EXERCISE
Read the data line by line and say how many lines contain the string "true", giving the number alone.
** DATA PROVIDED follows **
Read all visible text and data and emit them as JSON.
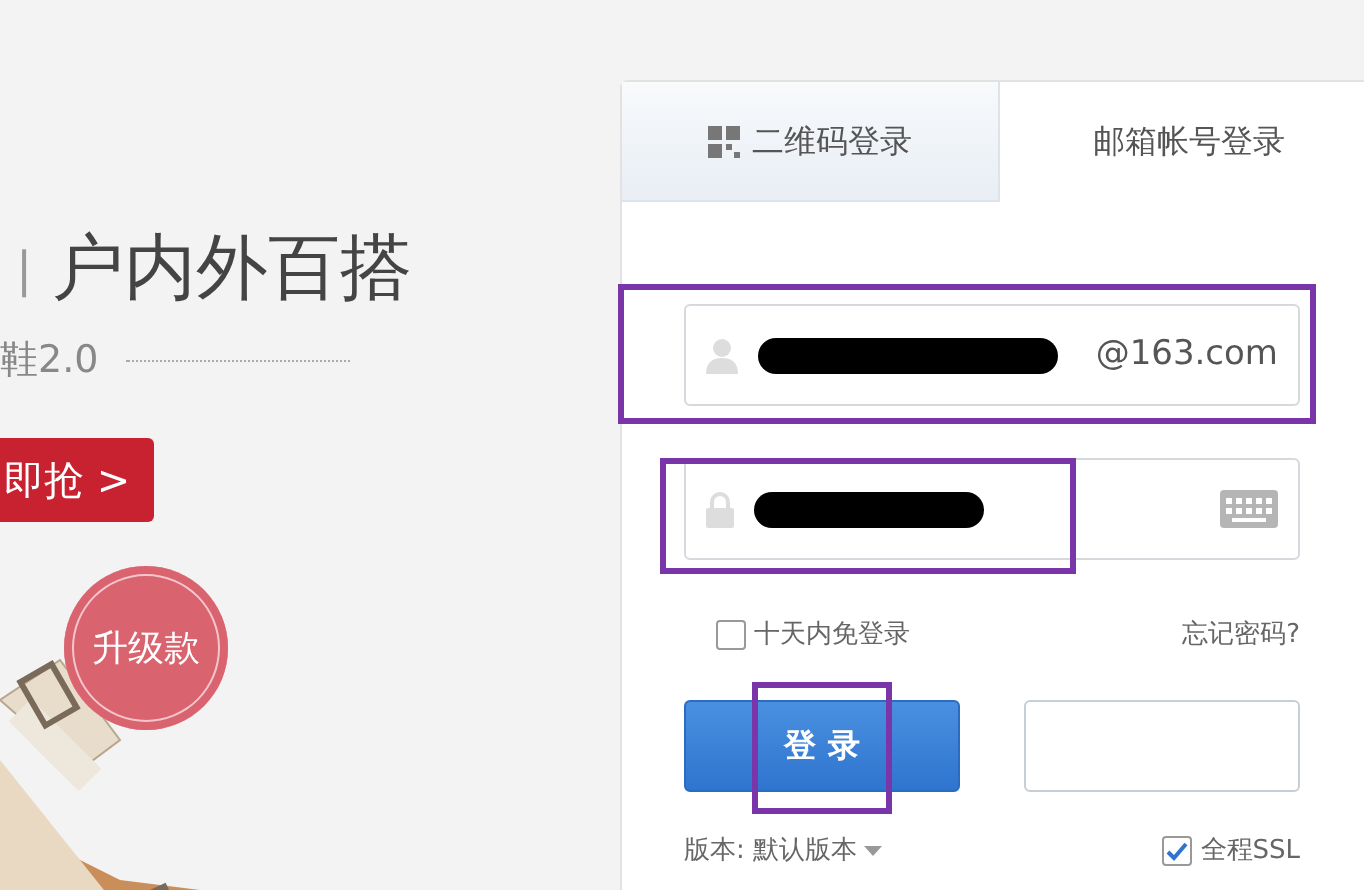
{
  "banner": {
    "separator": "|",
    "title": "户内外百搭",
    "subtitle": "鞋2.0",
    "cta": "即抢 >",
    "badge": "升级款"
  },
  "login": {
    "tabs": [
      {
        "label": "二维码登录",
        "selected": false,
        "kind": "qr"
      },
      {
        "label": "邮箱帐号登录",
        "selected": true,
        "kind": "plain"
      }
    ],
    "username": {
      "domain": "@163.com"
    },
    "remember": {
      "label": "十天内免登录",
      "checked": false
    },
    "forgot": "忘记密码?",
    "login_button": "登 录",
    "version": "版本: 默认版本",
    "ssl": {
      "label": "全程SSL",
      "checked": true
    }
  }
}
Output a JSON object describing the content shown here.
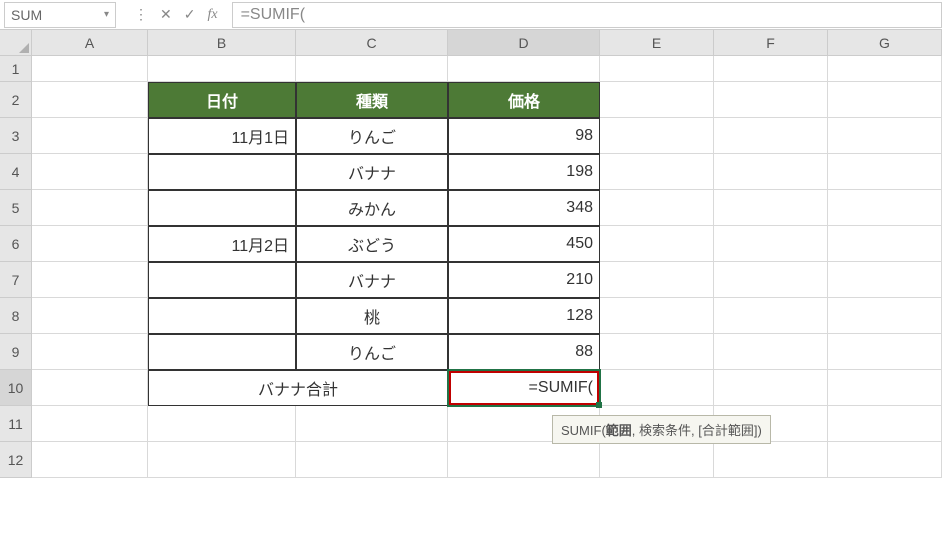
{
  "nameBox": "SUM",
  "formulaInput": "=SUMIF(",
  "columns": [
    "A",
    "B",
    "C",
    "D",
    "E",
    "F",
    "G"
  ],
  "rowNumbers": [
    "1",
    "2",
    "3",
    "4",
    "5",
    "6",
    "7",
    "8",
    "9",
    "10",
    "11",
    "12"
  ],
  "tableHeaders": {
    "b": "日付",
    "c": "種類",
    "d": "価格"
  },
  "rowsData": [
    {
      "b": "11月1日",
      "c": "りんご",
      "d": "98"
    },
    {
      "b": "",
      "c": "バナナ",
      "d": "198"
    },
    {
      "b": "",
      "c": "みかん",
      "d": "348"
    },
    {
      "b": "11月2日",
      "c": "ぶどう",
      "d": "450"
    },
    {
      "b": "",
      "c": "バナナ",
      "d": "210"
    },
    {
      "b": "",
      "c": "桃",
      "d": "128"
    },
    {
      "b": "",
      "c": "りんご",
      "d": "88"
    }
  ],
  "totalRow": {
    "label": "バナナ合計",
    "formula": "=SUMIF("
  },
  "tooltip": {
    "fn": "SUMIF(",
    "arg1": "範囲",
    "rest": ", 検索条件, [合計範囲])"
  },
  "icons": {
    "cancel": "✕",
    "enter": "✓",
    "fx": "fx",
    "dropdown": "▾",
    "menu": "⋮"
  }
}
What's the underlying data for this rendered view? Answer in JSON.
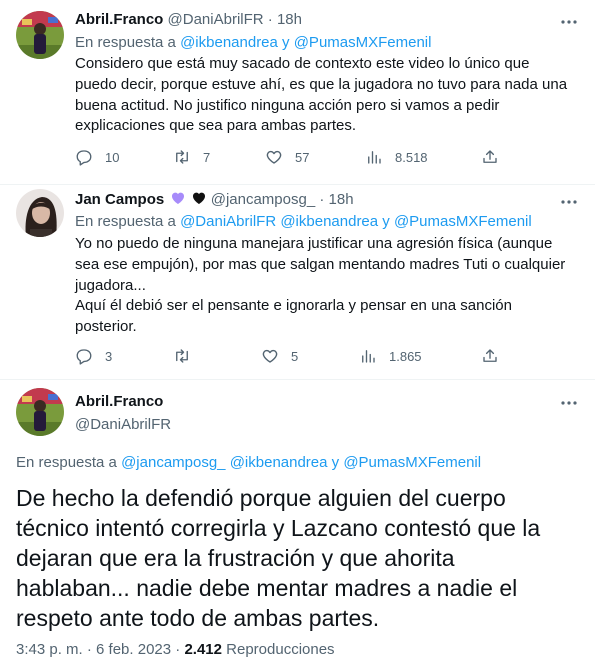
{
  "tweet1": {
    "name": "Abril.Franco",
    "handle": "@DaniAbrilFR",
    "sep": "·",
    "time": "18h",
    "reply_prefix": "En respuesta a",
    "reply_to": "@ikbenandrea y @PumasMXFemenil",
    "lines": [
      "Considero que está muy sacado de contexto este video lo único que",
      "puedo decir, porque estuve ahí, es que la jugadora no tuvo para nada una",
      "buena actitud. No justifico ninguna acción pero si vamos a pedir",
      "explicaciones que sea para ambas partes."
    ],
    "replies": "10",
    "retweets": "7",
    "likes": "57",
    "views": "8.518"
  },
  "tweet2": {
    "name": "Jan Campos",
    "emoji": [
      "purple-heart-icon",
      "black-heart-icon"
    ],
    "heart_colors": [
      "#a78bfa",
      "#111111"
    ],
    "handle": "@jancamposg_",
    "sep": "·",
    "time": "18h",
    "reply_prefix": "En respuesta a",
    "reply_to": "@DaniAbrilFR @ikbenandrea y @PumasMXFemenil",
    "lines": [
      "Yo no puedo de ninguna manejara justificar una agresión física (aunque",
      "sea ese empujón), por mas que salgan mentando madres Tuti o cualquier",
      "jugadora...",
      "Aquí él debió ser el pensante e ignorarla y pensar en una sanción",
      "posterior."
    ],
    "replies": "3",
    "retweets": "",
    "likes": "5",
    "views": "1.865"
  },
  "main": {
    "name": "Abril.Franco",
    "handle": "@DaniAbrilFR",
    "reply_prefix": "En respuesta a",
    "reply_to": "@jancamposg_ @ikbenandrea y @PumasMXFemenil",
    "lines": [
      "De hecho la defendió porque alguien del cuerpo",
      "técnico intentó corregirla y Lazcano contestó que la",
      "dejaran que era la frustración y que ahorita",
      "hablaban... nadie debe mentar madres a nadie el",
      "respeto ante todo de ambas partes."
    ],
    "time": "3:43 p. m. · 6 feb. 2023 ·",
    "views_count": "2.412",
    "views_label": "Reproducciones"
  },
  "colors": {
    "accent": "#1d9bf0",
    "muted": "#536471",
    "text": "#0f1419",
    "divider": "#eff3f4"
  }
}
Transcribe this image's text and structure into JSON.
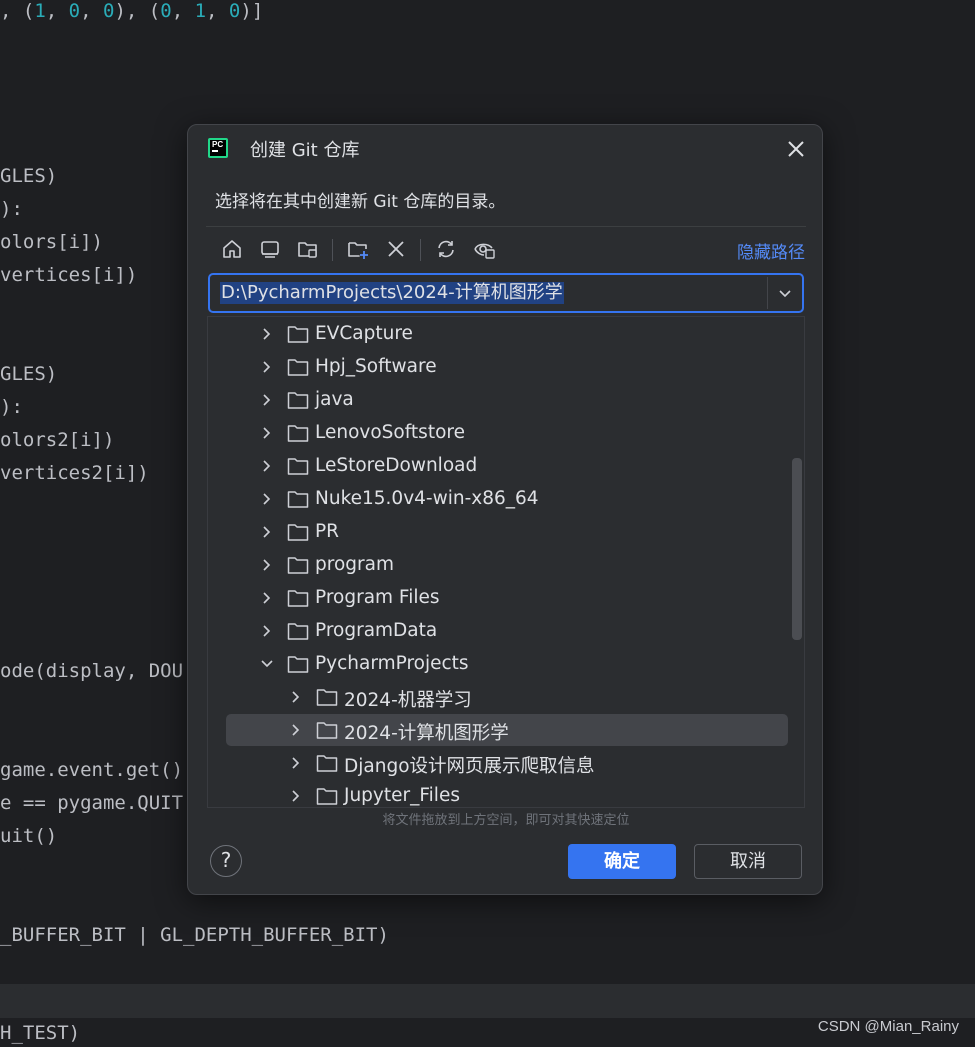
{
  "editor": {
    "lines": [
      {
        "segments": [
          {
            "t": ", (",
            "c": ""
          },
          {
            "t": "1",
            "c": "num"
          },
          {
            "t": ", ",
            "c": ""
          },
          {
            "t": "0",
            "c": "num"
          },
          {
            "t": ", ",
            "c": ""
          },
          {
            "t": "0",
            "c": "num"
          },
          {
            "t": "), (",
            "c": ""
          },
          {
            "t": "0",
            "c": "num"
          },
          {
            "t": ", ",
            "c": ""
          },
          {
            "t": "1",
            "c": "num"
          },
          {
            "t": ", ",
            "c": ""
          },
          {
            "t": "0",
            "c": "num"
          },
          {
            "t": ")]",
            "c": ""
          }
        ]
      },
      {
        "segments": [
          {
            "t": "GLES)",
            "c": ""
          }
        ]
      },
      {
        "segments": [
          {
            "t": "):",
            "c": ""
          }
        ]
      },
      {
        "segments": [
          {
            "t": "olors[i])",
            "c": ""
          }
        ]
      },
      {
        "segments": [
          {
            "t": "vertices[i])",
            "c": ""
          }
        ]
      },
      {
        "segments": [
          {
            "t": "GLES)",
            "c": ""
          }
        ]
      },
      {
        "segments": [
          {
            "t": "):",
            "c": ""
          }
        ]
      },
      {
        "segments": [
          {
            "t": "olors2[i])",
            "c": ""
          }
        ]
      },
      {
        "segments": [
          {
            "t": "vertices2[i])",
            "c": ""
          }
        ]
      },
      {
        "segments": [
          {
            "t": "ode(display, DOU",
            "c": ""
          }
        ]
      },
      {
        "segments": [
          {
            "t": "game.event.get():",
            "c": ""
          }
        ]
      },
      {
        "segments": [
          {
            "t": "e == pygame.QUIT",
            "c": ""
          }
        ]
      },
      {
        "segments": [
          {
            "t": "uit()",
            "c": ""
          }
        ]
      },
      {
        "segments": [
          {
            "t": "_BUFFER_BIT | GL_DEPTH_BUFFER_BIT)",
            "c": ""
          }
        ]
      },
      {
        "segments": [
          {
            "t": "H_TEST)",
            "c": ""
          }
        ]
      }
    ],
    "watermark": "CSDN @Mian_Rainy"
  },
  "dialog": {
    "title": "创建 Git 仓库",
    "subtitle": "选择将在其中创建新 Git 仓库的目录。",
    "hide_path_label": "隐藏路径",
    "path_value": "D:\\PycharmProjects\\2024-计算机图形学",
    "toolbar": [
      {
        "name": "home-icon"
      },
      {
        "name": "desktop-icon"
      },
      {
        "name": "project-folder-icon"
      },
      {
        "name": "new-folder-icon"
      },
      {
        "name": "delete-icon"
      },
      {
        "name": "refresh-icon"
      },
      {
        "name": "show-hidden-icon"
      }
    ],
    "tree": [
      {
        "label": "EVCapture",
        "depth": 0,
        "expanded": false,
        "selected": false
      },
      {
        "label": "Hpj_Software",
        "depth": 0,
        "expanded": false,
        "selected": false
      },
      {
        "label": "java",
        "depth": 0,
        "expanded": false,
        "selected": false
      },
      {
        "label": "LenovoSoftstore",
        "depth": 0,
        "expanded": false,
        "selected": false
      },
      {
        "label": "LeStoreDownload",
        "depth": 0,
        "expanded": false,
        "selected": false
      },
      {
        "label": "Nuke15.0v4-win-x86_64",
        "depth": 0,
        "expanded": false,
        "selected": false
      },
      {
        "label": "PR",
        "depth": 0,
        "expanded": false,
        "selected": false
      },
      {
        "label": "program",
        "depth": 0,
        "expanded": false,
        "selected": false
      },
      {
        "label": "Program Files",
        "depth": 0,
        "expanded": false,
        "selected": false
      },
      {
        "label": "ProgramData",
        "depth": 0,
        "expanded": false,
        "selected": false
      },
      {
        "label": "PycharmProjects",
        "depth": 0,
        "expanded": true,
        "selected": false
      },
      {
        "label": "2024-机器学习",
        "depth": 1,
        "expanded": false,
        "selected": false
      },
      {
        "label": "2024-计算机图形学",
        "depth": 1,
        "expanded": false,
        "selected": true
      },
      {
        "label": "Django设计网页展示爬取信息",
        "depth": 1,
        "expanded": false,
        "selected": false
      },
      {
        "label": "Jupyter_Files",
        "depth": 1,
        "expanded": false,
        "selected": false
      }
    ],
    "drop_hint": "将文件拖放到上方空间，即可对其快速定位",
    "help_label": "?",
    "ok_label": "确定",
    "cancel_label": "取消"
  },
  "colors": {
    "accent": "#3574f0",
    "link": "#548af7",
    "selection": "#214283",
    "code_number": "#2aacb8"
  }
}
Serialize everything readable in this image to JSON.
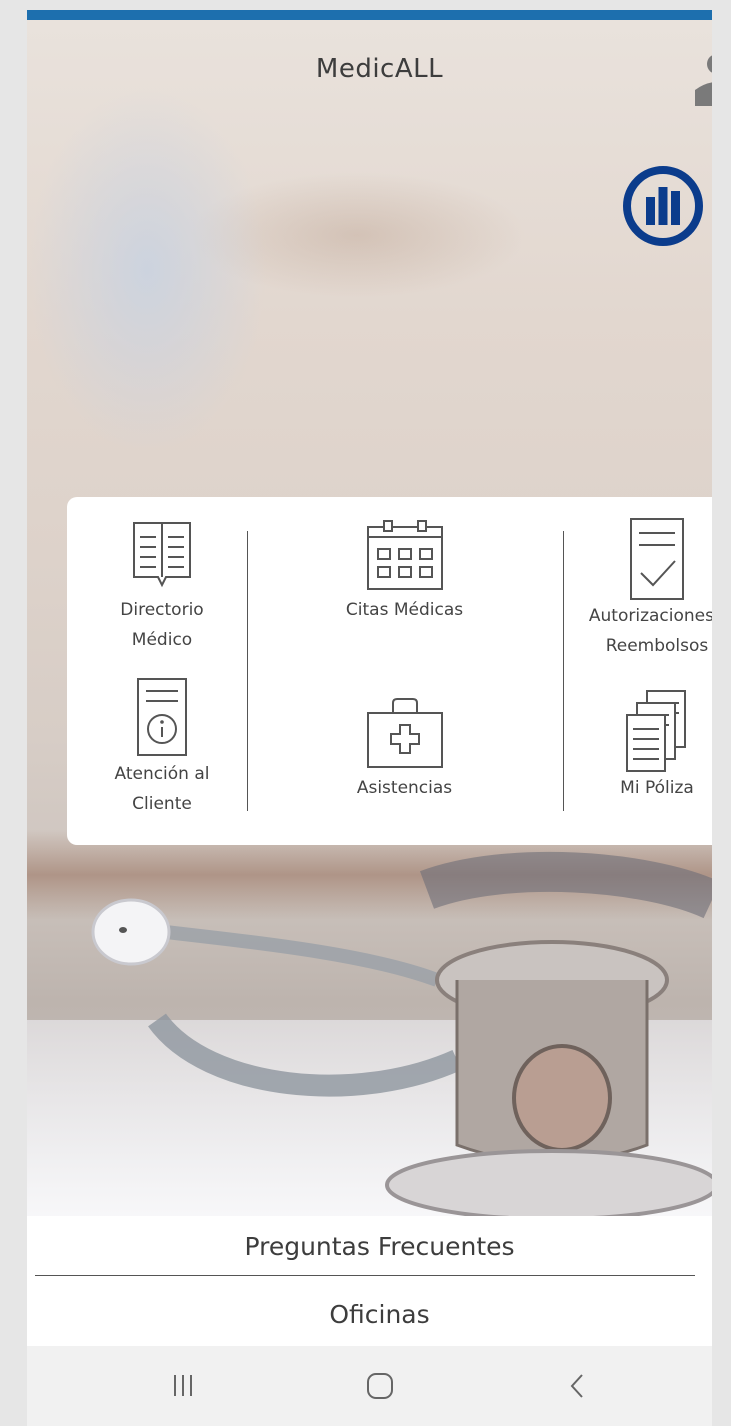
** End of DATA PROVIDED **
EXERCISE OUTPUT
4